**What you will do**
The expected output is each line in the data below that includes the string "with".

**Record excerpts**
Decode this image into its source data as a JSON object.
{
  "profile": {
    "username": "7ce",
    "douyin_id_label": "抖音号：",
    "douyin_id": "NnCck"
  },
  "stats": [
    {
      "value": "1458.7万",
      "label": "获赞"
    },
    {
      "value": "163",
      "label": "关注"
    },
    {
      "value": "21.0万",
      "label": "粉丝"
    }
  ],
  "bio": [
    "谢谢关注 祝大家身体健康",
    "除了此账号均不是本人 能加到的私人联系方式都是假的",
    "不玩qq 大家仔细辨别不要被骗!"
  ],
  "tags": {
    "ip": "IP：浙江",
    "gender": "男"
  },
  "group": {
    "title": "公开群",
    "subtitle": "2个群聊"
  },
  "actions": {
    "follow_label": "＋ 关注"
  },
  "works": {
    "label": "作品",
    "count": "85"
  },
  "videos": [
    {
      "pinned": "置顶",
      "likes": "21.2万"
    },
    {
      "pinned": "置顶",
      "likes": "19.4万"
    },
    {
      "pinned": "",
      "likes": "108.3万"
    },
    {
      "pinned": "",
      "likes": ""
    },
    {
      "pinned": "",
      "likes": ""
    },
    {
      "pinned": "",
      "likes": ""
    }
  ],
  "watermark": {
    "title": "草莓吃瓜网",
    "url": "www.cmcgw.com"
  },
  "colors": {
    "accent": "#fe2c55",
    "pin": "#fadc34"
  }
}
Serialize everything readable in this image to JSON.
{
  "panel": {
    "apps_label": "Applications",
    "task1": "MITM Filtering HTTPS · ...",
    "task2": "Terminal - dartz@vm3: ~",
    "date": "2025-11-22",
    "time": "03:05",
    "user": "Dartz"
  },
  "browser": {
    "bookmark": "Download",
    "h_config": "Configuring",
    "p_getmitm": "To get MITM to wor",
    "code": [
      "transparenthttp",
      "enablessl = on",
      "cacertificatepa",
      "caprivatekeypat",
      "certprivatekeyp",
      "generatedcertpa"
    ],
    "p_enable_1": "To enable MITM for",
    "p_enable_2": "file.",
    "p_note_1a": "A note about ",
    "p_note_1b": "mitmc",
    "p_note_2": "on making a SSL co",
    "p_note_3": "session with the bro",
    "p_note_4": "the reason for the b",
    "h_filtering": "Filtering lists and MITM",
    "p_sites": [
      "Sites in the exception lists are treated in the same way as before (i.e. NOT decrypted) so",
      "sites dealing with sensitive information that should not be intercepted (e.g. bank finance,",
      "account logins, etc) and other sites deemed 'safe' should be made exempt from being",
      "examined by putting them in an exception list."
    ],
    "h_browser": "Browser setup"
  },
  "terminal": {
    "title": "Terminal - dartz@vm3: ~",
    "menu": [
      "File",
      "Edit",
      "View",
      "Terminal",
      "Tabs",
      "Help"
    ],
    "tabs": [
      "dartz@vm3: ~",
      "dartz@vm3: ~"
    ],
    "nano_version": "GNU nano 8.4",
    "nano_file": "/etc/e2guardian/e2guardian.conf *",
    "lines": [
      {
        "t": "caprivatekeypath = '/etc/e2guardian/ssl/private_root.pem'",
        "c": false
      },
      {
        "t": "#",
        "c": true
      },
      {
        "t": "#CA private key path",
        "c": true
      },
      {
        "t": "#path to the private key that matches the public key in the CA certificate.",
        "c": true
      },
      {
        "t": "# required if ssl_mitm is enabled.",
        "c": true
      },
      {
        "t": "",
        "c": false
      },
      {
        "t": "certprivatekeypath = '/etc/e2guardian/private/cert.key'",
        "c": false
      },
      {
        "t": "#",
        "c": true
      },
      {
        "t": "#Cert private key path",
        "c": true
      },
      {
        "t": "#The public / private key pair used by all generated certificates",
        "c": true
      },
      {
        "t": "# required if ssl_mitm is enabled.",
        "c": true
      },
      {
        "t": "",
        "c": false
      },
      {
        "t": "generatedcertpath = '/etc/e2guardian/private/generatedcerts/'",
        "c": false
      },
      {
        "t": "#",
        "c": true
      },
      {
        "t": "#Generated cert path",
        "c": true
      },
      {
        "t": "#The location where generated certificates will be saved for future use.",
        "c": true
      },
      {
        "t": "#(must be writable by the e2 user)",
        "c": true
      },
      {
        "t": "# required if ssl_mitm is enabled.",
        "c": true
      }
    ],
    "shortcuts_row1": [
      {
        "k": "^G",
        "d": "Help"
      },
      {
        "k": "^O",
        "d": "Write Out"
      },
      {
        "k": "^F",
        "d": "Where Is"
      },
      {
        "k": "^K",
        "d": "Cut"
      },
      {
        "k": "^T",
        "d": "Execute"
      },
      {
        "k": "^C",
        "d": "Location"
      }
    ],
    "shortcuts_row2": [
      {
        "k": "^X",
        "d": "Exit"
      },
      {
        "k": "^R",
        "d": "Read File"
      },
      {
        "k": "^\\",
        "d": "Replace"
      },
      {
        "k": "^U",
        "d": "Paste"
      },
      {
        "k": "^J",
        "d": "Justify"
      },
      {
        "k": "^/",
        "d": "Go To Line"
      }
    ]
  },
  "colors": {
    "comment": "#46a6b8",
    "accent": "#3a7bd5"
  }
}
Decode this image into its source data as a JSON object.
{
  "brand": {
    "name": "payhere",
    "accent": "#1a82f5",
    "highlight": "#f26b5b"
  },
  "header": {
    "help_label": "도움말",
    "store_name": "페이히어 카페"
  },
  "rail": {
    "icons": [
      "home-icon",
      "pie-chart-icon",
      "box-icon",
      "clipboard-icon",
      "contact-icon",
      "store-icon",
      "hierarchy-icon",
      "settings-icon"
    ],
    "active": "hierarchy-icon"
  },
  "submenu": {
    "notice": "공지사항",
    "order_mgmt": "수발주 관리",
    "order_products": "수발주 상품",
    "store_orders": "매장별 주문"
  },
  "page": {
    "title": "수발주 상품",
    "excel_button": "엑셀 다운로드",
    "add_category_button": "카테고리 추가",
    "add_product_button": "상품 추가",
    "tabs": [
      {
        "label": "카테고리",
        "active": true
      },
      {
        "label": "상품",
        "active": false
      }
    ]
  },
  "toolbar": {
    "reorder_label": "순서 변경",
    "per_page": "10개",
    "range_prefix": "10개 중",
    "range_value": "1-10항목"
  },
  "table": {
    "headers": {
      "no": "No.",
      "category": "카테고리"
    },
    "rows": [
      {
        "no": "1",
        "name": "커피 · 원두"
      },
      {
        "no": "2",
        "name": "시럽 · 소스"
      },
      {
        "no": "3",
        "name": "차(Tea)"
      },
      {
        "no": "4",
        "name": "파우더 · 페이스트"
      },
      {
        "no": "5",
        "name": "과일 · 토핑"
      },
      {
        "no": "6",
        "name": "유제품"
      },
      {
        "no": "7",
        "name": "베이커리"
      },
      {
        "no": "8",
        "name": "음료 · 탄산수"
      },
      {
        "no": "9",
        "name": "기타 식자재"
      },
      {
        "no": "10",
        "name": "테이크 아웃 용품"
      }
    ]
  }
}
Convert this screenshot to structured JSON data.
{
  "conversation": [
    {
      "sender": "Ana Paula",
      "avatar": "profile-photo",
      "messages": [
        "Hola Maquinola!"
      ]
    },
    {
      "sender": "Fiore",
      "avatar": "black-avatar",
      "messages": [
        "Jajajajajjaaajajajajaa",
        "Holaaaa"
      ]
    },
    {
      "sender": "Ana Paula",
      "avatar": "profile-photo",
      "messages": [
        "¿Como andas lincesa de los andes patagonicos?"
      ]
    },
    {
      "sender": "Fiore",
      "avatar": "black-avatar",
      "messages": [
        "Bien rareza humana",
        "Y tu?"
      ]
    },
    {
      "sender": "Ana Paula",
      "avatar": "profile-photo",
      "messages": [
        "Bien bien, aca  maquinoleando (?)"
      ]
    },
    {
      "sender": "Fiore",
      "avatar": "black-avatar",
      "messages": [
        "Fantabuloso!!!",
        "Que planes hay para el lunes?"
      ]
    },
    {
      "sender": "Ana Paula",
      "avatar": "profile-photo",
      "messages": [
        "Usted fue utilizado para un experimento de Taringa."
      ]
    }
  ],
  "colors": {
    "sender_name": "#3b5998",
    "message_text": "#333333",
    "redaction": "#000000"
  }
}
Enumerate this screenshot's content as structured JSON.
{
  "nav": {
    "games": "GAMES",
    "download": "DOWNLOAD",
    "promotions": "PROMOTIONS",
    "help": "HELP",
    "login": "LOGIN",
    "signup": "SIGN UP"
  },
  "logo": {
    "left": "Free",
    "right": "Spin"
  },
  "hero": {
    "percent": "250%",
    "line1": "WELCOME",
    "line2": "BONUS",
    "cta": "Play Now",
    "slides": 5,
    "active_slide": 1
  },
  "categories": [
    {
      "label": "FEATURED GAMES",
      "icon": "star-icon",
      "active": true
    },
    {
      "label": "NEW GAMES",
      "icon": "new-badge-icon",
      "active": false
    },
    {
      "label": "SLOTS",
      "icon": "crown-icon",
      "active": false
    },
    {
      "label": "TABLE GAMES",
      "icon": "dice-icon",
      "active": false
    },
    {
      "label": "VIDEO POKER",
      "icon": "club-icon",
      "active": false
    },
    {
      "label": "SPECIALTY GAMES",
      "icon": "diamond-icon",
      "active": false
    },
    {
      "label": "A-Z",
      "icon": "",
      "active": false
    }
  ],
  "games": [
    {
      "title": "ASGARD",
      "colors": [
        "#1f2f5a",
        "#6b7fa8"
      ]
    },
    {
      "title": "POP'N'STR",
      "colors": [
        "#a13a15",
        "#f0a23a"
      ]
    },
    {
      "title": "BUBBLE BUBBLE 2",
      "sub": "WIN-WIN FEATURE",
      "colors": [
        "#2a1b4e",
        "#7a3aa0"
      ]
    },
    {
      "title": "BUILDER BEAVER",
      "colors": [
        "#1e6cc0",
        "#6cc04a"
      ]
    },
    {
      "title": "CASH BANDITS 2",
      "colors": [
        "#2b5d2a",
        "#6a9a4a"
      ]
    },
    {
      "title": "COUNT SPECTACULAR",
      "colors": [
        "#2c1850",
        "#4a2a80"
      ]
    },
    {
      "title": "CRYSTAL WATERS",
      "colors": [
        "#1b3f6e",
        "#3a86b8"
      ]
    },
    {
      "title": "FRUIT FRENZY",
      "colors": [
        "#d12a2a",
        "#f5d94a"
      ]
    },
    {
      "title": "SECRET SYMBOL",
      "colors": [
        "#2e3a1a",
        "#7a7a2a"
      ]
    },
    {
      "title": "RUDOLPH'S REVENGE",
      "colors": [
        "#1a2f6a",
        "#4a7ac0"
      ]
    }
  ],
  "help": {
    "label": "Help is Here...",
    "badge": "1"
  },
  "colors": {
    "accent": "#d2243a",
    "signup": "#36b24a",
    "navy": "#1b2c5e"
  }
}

**Reply to the task**
    "p_note_3": "session with the bro",
      "sites dealing with sensitive information that should not be intercepted (e.g. bank finance,",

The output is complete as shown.